Taiwan earthquake
Rescue personnel carry a baby out of a collapsed building in Tainan, Taiwan, after a 6.4-magnitude earthquake struck the island on 6 FebruarySTR/AFP/Getty Images

Two babies are among 340 people pulled from the wreckage of fallen apartment buildings in the Taiwanese city of Tainan as rescue teams work through twisted metal and fallen bricks in attempts to save the injured. The magnitude 6.4 quake has claimed the lives of 11 people as vibrations toppled at least eight apartment buildings, including the 17-floor Wei Kuan high rise, which was home to 256 people.

At least 475 people have been injured in the city, which has a population of over two million, when the quake struck just before 4am (8pm GMT) on Friday, 5 February. Among the dead was a 10-day-old baby according to local media.

Four died when an apartment building collapsed and at least 30 people are still thought to still be trapped inside other fallen buildings. The death toll is expected to rise as emergency crews clear each structure. Taiwan's President Ma Ying-jeou promised an "all-out effort" to rescue surviving citizens.

Ma announced plans to erect shelters near the city as workers conducted frenzied searches using ladders to climb over mounds of rubble. The death toll is predicted to be high, as families were gathering in their homes to celebrate Chinese New Year, which takes place on 8 February.

Baby rescued Taiwan
Rescue workers remove a baby from the site where a 17-storey apartment building collapsedReuters

Five of the dead victims were caught in the Weiguan Jinlong building in the city's Yongkang District.
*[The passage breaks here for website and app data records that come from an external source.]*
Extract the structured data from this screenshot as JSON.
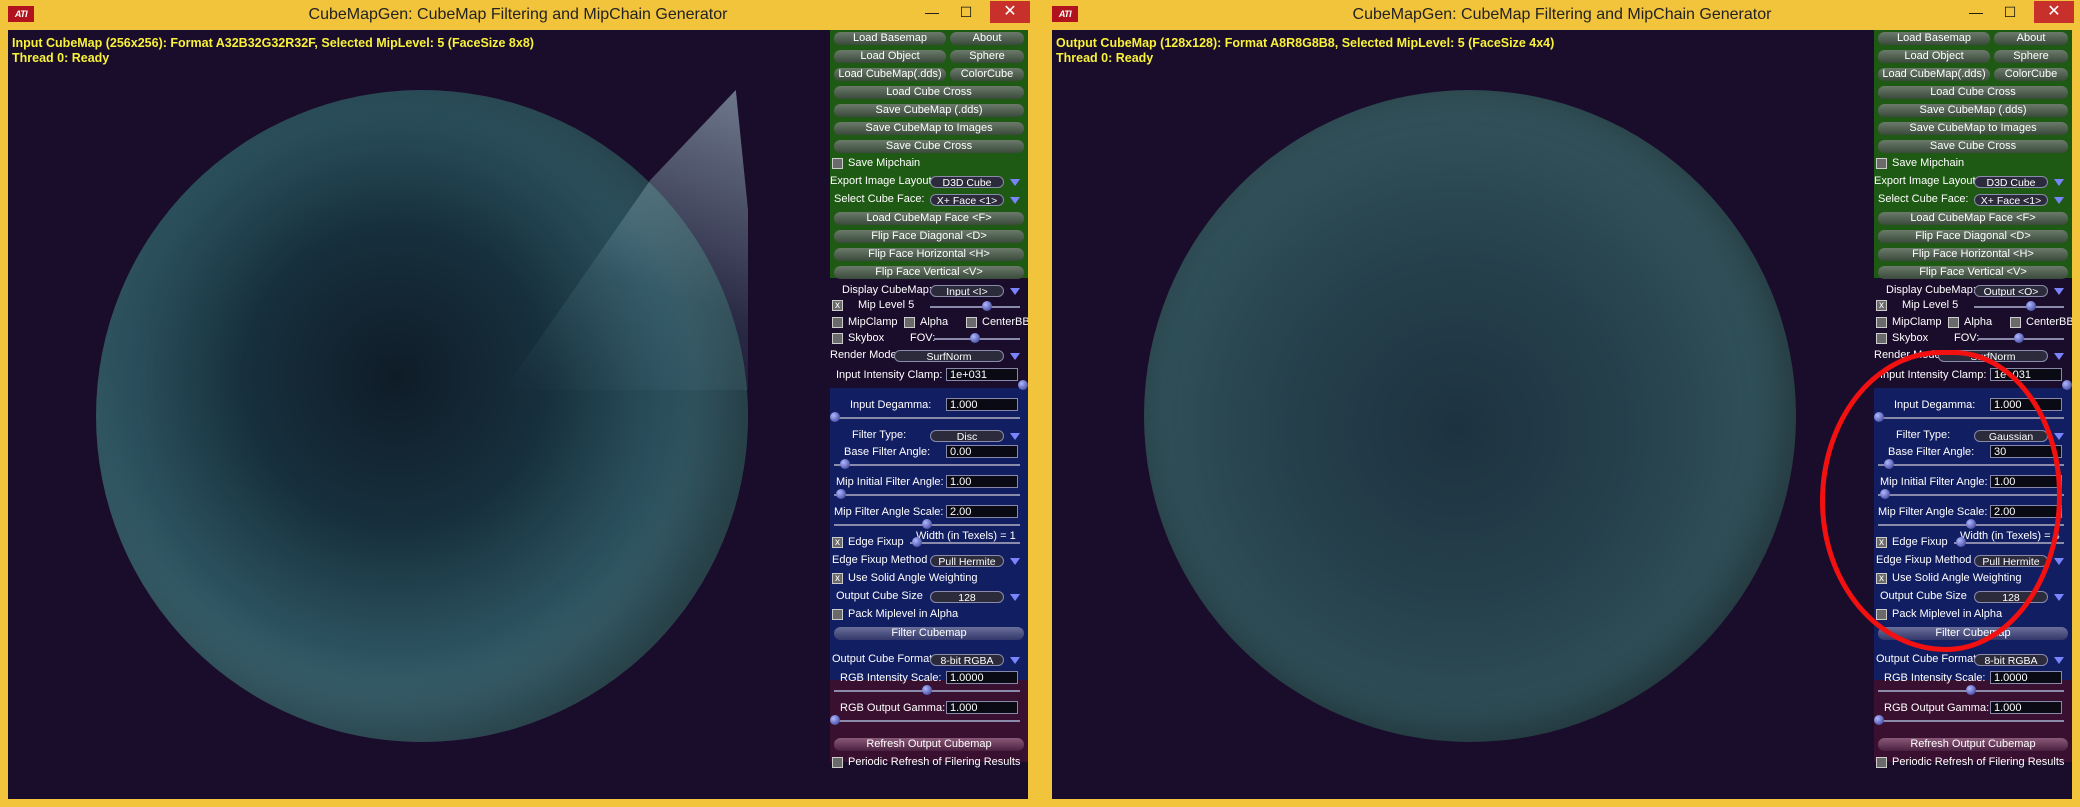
{
  "windows": [
    {
      "id": "left",
      "title": "CubeMapGen: CubeMap Filtering and MipChain Generator",
      "logo": "ATI",
      "status_line1": "Input CubeMap (256x256): Format A32B32G32R32F, Selected MipLevel: 5 (FaceSize 8x8)",
      "status_line2": "Thread 0: Ready",
      "display_cubemap": "Input <I>",
      "filter_type": "Disc",
      "base_filter_angle": "0.00",
      "width_texels": "Width (in Texels) = 1"
    },
    {
      "id": "right",
      "title": "CubeMapGen: CubeMap Filtering and MipChain Generator",
      "logo": "ATI",
      "status_line1": "Output CubeMap (128x128): Format A8R8G8B8, Selected MipLevel: 5 (FaceSize 4x4)",
      "status_line2": "Thread 0: Ready",
      "display_cubemap": "Output <O>",
      "filter_type": "Gaussian",
      "base_filter_angle": "30",
      "width_texels": "Width (in Texels) = 4"
    }
  ],
  "window_controls": {
    "minimize": "—",
    "maximize": "☐",
    "close": "✕"
  },
  "panel": {
    "load_basemap": "Load Basemap",
    "about": "About",
    "load_object": "Load Object",
    "sphere": "Sphere",
    "load_cubemap_dds": "Load CubeMap(.dds)",
    "colorcube": "ColorCube",
    "load_cube_cross": "Load Cube Cross",
    "save_cubemap_dds": "Save CubeMap (.dds)",
    "save_cubemap_images": "Save CubeMap to Images",
    "save_cube_cross": "Save Cube Cross",
    "save_mipchain": "Save Mipchain",
    "export_image_layout_label": "Export Image Layout:",
    "export_image_layout_value": "D3D Cube",
    "select_cube_face_label": "Select Cube Face:",
    "select_cube_face_value": "X+ Face <1>",
    "load_cubemap_face": "Load CubeMap Face  <F>",
    "flip_face_diagonal": "Flip Face Diagonal   <D>",
    "flip_face_horizontal": "Flip Face Horizontal   <H>",
    "flip_face_vertical": "Flip Face Vertical   <V>",
    "display_cubemap_label": "Display CubeMap:",
    "mip_level_label": "Mip Level  5",
    "mipclamp": "MipClamp",
    "alpha": "Alpha",
    "centerbb": "CenterBB",
    "skybox": "Skybox",
    "fov": "FOV:",
    "render_mode_label": "Render Mode",
    "render_mode_value": "SurfNorm",
    "input_intensity_clamp_label": "Input Intensity Clamp:",
    "input_intensity_clamp_value": "1e+031",
    "input_degamma_label": "Input Degamma:",
    "input_degamma_value": "1.000",
    "filter_type_label": "Filter Type:",
    "base_filter_angle_label": "Base Filter Angle:",
    "mip_initial_filter_angle_label": "Mip Initial Filter Angle:",
    "mip_initial_filter_angle_value": "1.00",
    "mip_filter_angle_scale_label": "Mip Filter Angle Scale:",
    "mip_filter_angle_scale_value": "2.00",
    "edge_fixup": "Edge Fixup",
    "edge_fixup_method_label": "Edge Fixup Method",
    "edge_fixup_method_value": "Pull Hermite",
    "use_solid_angle_weighting": "Use Solid Angle Weighting",
    "output_cube_size_label": "Output Cube Size",
    "output_cube_size_value": "128",
    "pack_miplevel_in_alpha": "Pack Miplevel in Alpha",
    "filter_cubemap": "Filter Cubemap",
    "output_cube_format_label": "Output Cube Format",
    "output_cube_format_value": "8-bit RGBA",
    "rgb_intensity_scale_label": "RGB Intensity Scale:",
    "rgb_intensity_scale_value": "1.0000",
    "rgb_output_gamma_label": "RGB Output Gamma:",
    "rgb_output_gamma_value": "1.000",
    "refresh_output_cubemap": "Refresh Output Cubemap",
    "periodic_refresh": "Periodic Refresh of Filering Results"
  },
  "colors": {
    "title_bar": "#f2c43c",
    "status_text": "#f8f23a",
    "annotation": "#f21010"
  }
}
The state-owned TV service CCTV reported that two babies were rescued from the Wei Kuan high rise where rescuers, assisted by Taiwan's military forces, are tackling the wreckage from four different areas.

Residents of Tainan – the closest large city to the quake's epicentre in Kaohsiung (about 35 miles away) – told of apartment buildings shaking violently as the ground trembled beneath their feet. Already incredible tales of trapped survivors breaking out of the building have emerged.
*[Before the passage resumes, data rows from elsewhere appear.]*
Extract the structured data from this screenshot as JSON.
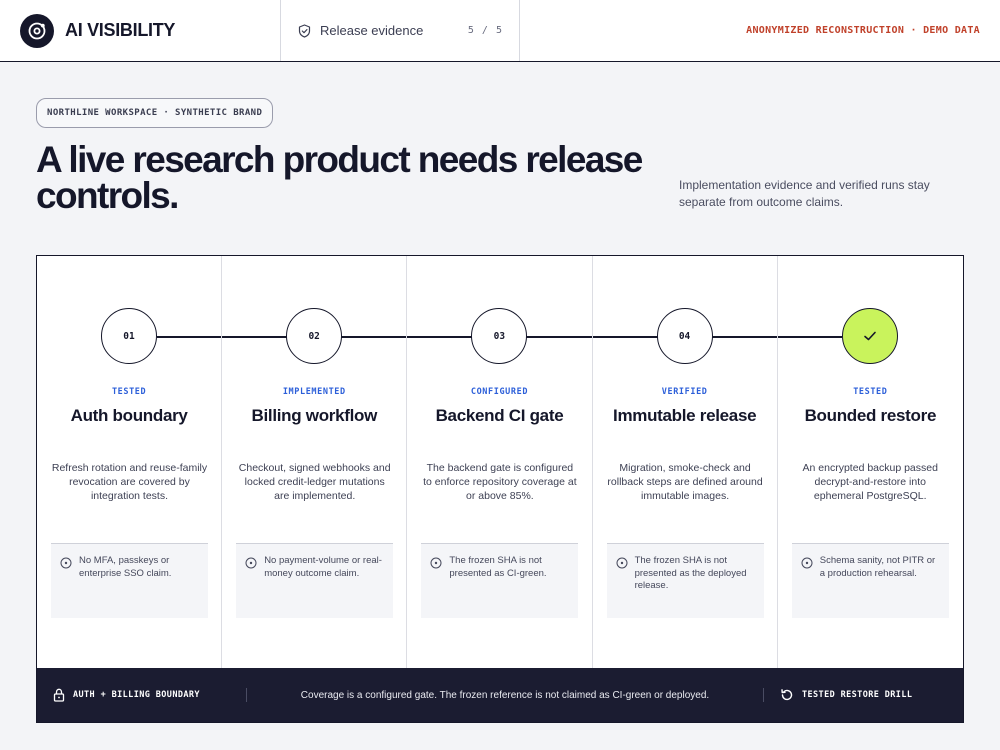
{
  "header": {
    "brand_name": "AI VISIBILITY",
    "brand_icon": "orbit-logo-icon",
    "crumb_icon": "shield-check-icon",
    "crumb_label": "Release evidence",
    "crumb_count": "5 / 5",
    "notice": "ANONYMIZED RECONSTRUCTION · DEMO DATA"
  },
  "hero": {
    "workspace_pill": "NORTHLINE WORKSPACE · SYNTHETIC BRAND",
    "headline": "A live research product needs release controls.",
    "subtext": "Implementation evidence and verified runs stay separate from outcome claims."
  },
  "stages": [
    {
      "number": "01",
      "status": "TESTED",
      "title": "Auth boundary",
      "description": "Refresh rotation and reuse-family revocation are covered by integration tests.",
      "caveat": "No MFA, passkeys or enterprise SSO claim.",
      "done": false
    },
    {
      "number": "02",
      "status": "IMPLEMENTED",
      "title": "Billing workflow",
      "description": "Checkout, signed webhooks and locked credit-ledger mutations are implemented.",
      "caveat": "No payment-volume or real-money outcome claim.",
      "done": false
    },
    {
      "number": "03",
      "status": "CONFIGURED",
      "title": "Backend CI gate",
      "description": "The backend gate is configured to enforce repository coverage at or above 85%.",
      "caveat": "The frozen SHA is not presented as CI-green.",
      "done": false
    },
    {
      "number": "04",
      "status": "VERIFIED",
      "title": "Immutable release",
      "description": "Migration, smoke-check and rollback steps are defined around immutable images.",
      "caveat": "The frozen SHA is not presented as the deployed release.",
      "done": false
    },
    {
      "number": "",
      "status": "TESTED",
      "title": "Bounded restore",
      "description": "An encrypted backup passed decrypt-and-restore into ephemeral PostgreSQL.",
      "caveat": "Schema sanity, not PITR or a production rehearsal.",
      "done": true
    }
  ],
  "footer": {
    "left_icon": "lock-icon",
    "left_label": "AUTH + BILLING BOUNDARY",
    "middle_text": "Coverage is a configured gate. The frozen reference is not claimed as CI-green or deployed.",
    "right_icon": "restore-icon",
    "right_label": "TESTED RESTORE DRILL"
  },
  "colors": {
    "ink": "#15172a",
    "accent_status": "#2c5fd9",
    "done_fill": "#c9f35c",
    "notice": "#c0412a",
    "footer_bg": "#1b1c31"
  }
}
Taiwan quake
A site where buildings collapsed is seen in this aerial picture taken after a powerful earthquake hit Tainan, southern Taiwan, February 6, 2016.REUTERS/Xinhua
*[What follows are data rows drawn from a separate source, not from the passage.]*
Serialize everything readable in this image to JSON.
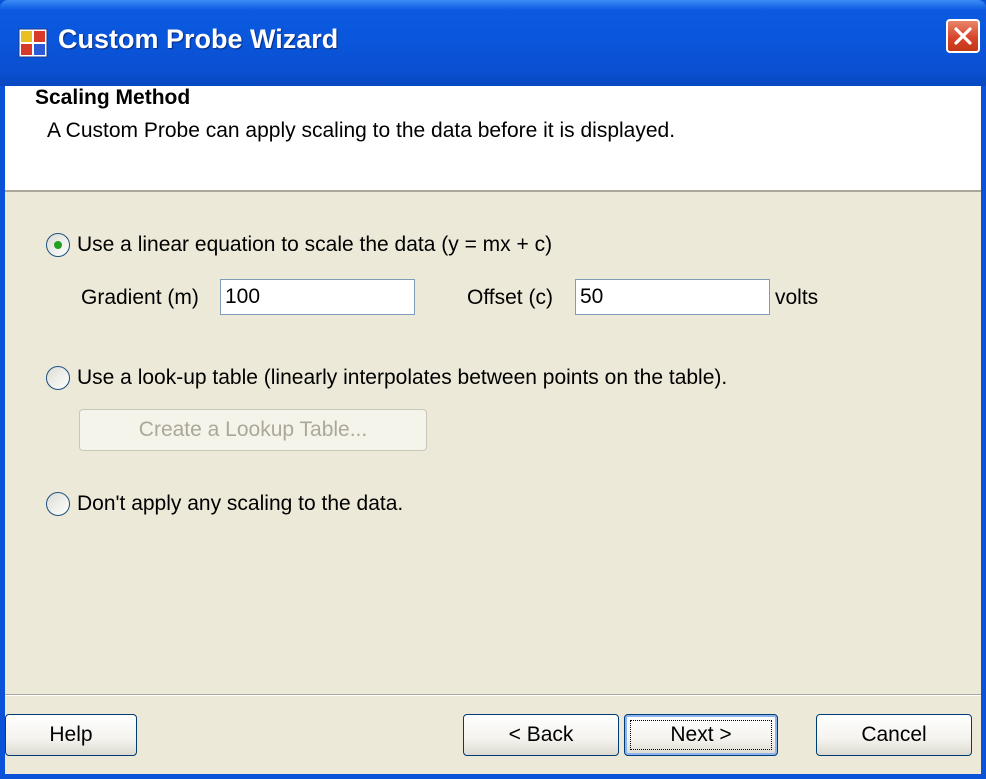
{
  "window": {
    "title": "Custom Probe Wizard",
    "icon": "app-window-icon",
    "close_icon": "close-icon"
  },
  "header": {
    "title": "Scaling Method",
    "subtitle": "A Custom Probe can apply scaling to the data before it is displayed."
  },
  "options": {
    "linear": {
      "label": "Use a linear equation to scale the data (y = mx + c)",
      "selected": true,
      "gradient_label": "Gradient (m)",
      "gradient_value": "100",
      "offset_label": "Offset (c)",
      "offset_value": "50",
      "unit_label": "volts"
    },
    "lookup": {
      "label": "Use a look-up table (linearly interpolates between points on the table).",
      "selected": false,
      "button_label": "Create a Lookup Table..."
    },
    "none": {
      "label": "Don't apply any scaling to the data.",
      "selected": false
    }
  },
  "footer": {
    "help_label": "Help",
    "back_label": "< Back",
    "next_label": "Next >",
    "cancel_label": "Cancel"
  },
  "colors": {
    "titlebar": "#0a56dc",
    "dialog_bg": "#ece9d8",
    "close_button": "#d9462a",
    "radio_dot": "#21a121"
  }
}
"I used a hammer to break the door of my home which was twisted and locked, and managed to climb out," one woman told local TV station Formosa TV. Another man said that he had tied clothes together to make a rope and lowered himself from the ninth floor to the sixth floor below, Hong Kong-based Apple Daily reports.

One resident, Irving Chu was staying in a hostel in central Tainan, he said he had been woken up by a tremor lasting about 40 seconds. "It was a violent jerking motion," he told the BBC. "The entire room was shaking. We were just holding on to things. We were shaken up."

Johanna Ma, a Hong Kong resident told the details of her experience to the South China Morning Post. "I thought someone had grabbed me by the shoulders and was shaking me violently as I slept. After five seconds, I realised it was a giant earthquake," she said.

"We quickly grabbed a few belongings and walked down 12 flights of stairs. We drove to a building that had collapsed near our home in the eastern district of our city. We saw that the second floor had sunk to ground level and the first floor had disappeared."

Taiwan lies near the junction of two tectonic plates and tremors are often felt throughout the Island. This quake, according to geographers, was shallow, which means its effects could be even more devastating. So far, at least five aftershocks have been felt as far away as Taiwan's capital Taipei, 200 miles away.

Taiwan and Tainan city map
Tainan City in south Taiwan was hit by a 6.4-scale earthquake at around 8pm GMT on Friday, 5 February 2016Google Maps